Because I get to “meet” so many people who in the past have been lurkers!
And it is, after all, National De-Lurking Week.
The 22,000th comment was left by Dene. Woo-hoo!
Dene wins this:
Four skeins of KnitPicks laceweight “Shimmer” in a pretty blue.
Some Aran Questions
There was a question in the comments (though I now can’t find it, of course, so I don’t know who asked it) about how easy it is to size down arans.
It can be pretty easy. Look at my Halcyon Aran in its uncompleted state:
(Please excuse the large furry ass in the photo.)
All the cable patterns are pretty close together, flanking the center large cable. The different sizes are achieved by the number of “plain” stitches on either side of the front and back, and of course on the sleeves.
I’ve made other arans that have more plain stitches in-between the cable motifs, and the number of plain stitches between each motif varied for the different sizes.

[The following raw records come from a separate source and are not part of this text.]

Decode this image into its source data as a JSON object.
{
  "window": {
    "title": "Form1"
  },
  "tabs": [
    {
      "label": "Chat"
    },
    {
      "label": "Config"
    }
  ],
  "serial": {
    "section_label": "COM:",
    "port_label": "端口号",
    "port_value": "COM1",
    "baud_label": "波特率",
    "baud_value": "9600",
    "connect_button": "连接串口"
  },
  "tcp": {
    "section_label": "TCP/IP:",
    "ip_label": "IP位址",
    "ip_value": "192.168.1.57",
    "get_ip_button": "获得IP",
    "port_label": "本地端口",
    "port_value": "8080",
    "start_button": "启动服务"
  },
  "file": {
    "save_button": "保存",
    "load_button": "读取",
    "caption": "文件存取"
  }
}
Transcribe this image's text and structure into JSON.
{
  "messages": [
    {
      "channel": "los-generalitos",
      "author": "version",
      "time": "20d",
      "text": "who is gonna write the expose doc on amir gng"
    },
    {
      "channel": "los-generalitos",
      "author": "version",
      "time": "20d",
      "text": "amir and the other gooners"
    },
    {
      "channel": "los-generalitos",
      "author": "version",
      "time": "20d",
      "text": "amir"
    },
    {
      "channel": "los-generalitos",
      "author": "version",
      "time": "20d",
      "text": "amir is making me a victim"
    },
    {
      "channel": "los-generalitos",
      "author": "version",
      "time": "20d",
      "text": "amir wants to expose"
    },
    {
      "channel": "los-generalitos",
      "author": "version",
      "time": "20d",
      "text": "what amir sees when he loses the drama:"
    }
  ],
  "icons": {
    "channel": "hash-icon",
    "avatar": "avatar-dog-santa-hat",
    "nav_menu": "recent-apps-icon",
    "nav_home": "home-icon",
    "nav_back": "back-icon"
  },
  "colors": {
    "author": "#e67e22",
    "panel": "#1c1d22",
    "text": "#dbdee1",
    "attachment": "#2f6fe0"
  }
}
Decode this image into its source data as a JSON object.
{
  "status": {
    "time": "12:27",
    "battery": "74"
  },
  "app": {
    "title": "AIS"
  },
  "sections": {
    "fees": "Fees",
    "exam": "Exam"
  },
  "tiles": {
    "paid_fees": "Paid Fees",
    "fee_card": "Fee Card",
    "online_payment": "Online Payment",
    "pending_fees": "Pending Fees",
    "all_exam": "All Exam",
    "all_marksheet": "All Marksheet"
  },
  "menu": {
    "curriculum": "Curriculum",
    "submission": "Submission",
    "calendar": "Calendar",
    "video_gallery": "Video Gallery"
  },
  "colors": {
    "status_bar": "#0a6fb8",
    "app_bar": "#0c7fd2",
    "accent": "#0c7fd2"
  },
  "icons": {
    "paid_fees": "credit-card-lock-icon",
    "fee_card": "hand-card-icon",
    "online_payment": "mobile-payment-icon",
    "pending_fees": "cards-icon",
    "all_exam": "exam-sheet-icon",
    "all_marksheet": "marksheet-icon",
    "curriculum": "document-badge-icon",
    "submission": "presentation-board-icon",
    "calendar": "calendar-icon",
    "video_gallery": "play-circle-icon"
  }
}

For pretty much every aran I’ve made, the cables themselves do not vary in the different sizes, only the “spacer” stitches. (I know I’ve seen at least one that had varying cables, but can’t put my finger on it now).
I’m doing Mariah from Knitty in Elann’s Sierra Aran, and cabling without a cable needle is just killing me with this yarn! I have had no trouble doing it with 100% wools, but the 20% alpaca content makes the yarn just a bit too slippery. Since you’ve made the most incredible cabled sweaters I’ve ever seen, I was wondering if you have any advice on cabling without a cable needle when using slippery yarns.
Are you using metal or wood needles? I highly recommend using wood needles with slippery yarns — the wood “grabs” a little and keeps the yarn in place better.
If you are still having too much trouble with slippage, you might wanna go ahead and use that cable needle. It might make things go faster in the long run!
My question has to do with yarn – how do you know if a yarn will be good for knitting an aran sweater with? Do you have any favorite brands? Yarn choices are always the hardest for me.
You, of course, want a yarn that has good stitch definition. Nothing nubby or loopy or too fuzzy. And you want a mostly solid color. Heathered yarn is great, but variegated yarn will obsure your cables.
That reminds me of an encounter I had in a lys eons ago. I was buying yarn for an aran and had selected a nice heathered blue. As it happened, the author of a knitting book was in the shop that day, signing copies of her book (which was the reason I went to the shop in the first place). I had met her when she was doing research for her book and she actually remembered me. We were chatting a bit and she asked me what I was going to do with the yarn I had selected. I told her it was for a Starmore aran and she said to me “Why on earth would you buy that plain yarn when you could knit it out of something like this?” And she picked up a skein of a wildly variegated blue/purple yarn.
I was surprised that it wouldn’t occur to her that the yarn was totally inappropriate for an aran.
Anyhow . . . favorite yarns?
I’ve made a number of Starmore Arans that called for Scottish Heather out of Brown Sheep Naturespun Worsted. I love this yarn — cheap, huge palette of colors, and it’s worn very well over the years.
For Starmore Arans that called for Bainin I would substitute Bovidae Farm’s fisherman weight wool — lovely stuff and a great aran yarn! Bovidae Farm sadly does not have a website, but a Google search on their name will get you their contact info.
I used Peace Fleece for one of the Starmore St. Endas that I knitted. Very nice.
And I love the Virtualyarns 3-ply Hebridean that I knitted my last Inishmore from. Love, love, love.
Mary in Maine asked:
Now that you are getting through the sleeves for Halcyon, what will your next project be?? I don’t want to sound demanding (I’ll apologize up front), but when will we see Torino? The Olympic Games begin next month!!
Yup, nearing the finish line on this aran — it’ll be done by early next week, methinks. Sorry — Torino is not next. Torino is in stash and I’ve no immediate plans to knit it.
Next will be one of my own designs that I’m working out. At 8 sts/inch. Here’s the yarn:
Does Lucy ever try to undo your projects? She seems to be the truly perfect cat.
Lucy is, of course, perfect in every way.
Seriously, though, she is very good about leaving my knitting alone — apart from lying on it now and then.
Her worst habit, I think, is her fondness for chewing on plastic bags. She will hunt them out and start chewing on a corner. Over the holidays I gave her a large piece of bubble wrap to play with and she was in kitty heaven!
Lucy did look like SuperCat wearing her little sleeve cape yesterday. But I don’t think I’ll be knitting her a special SuperCat cape any time in the near future.
But here’s her deepest secret revealed:
She likes to dress up and pretend she’s a bride!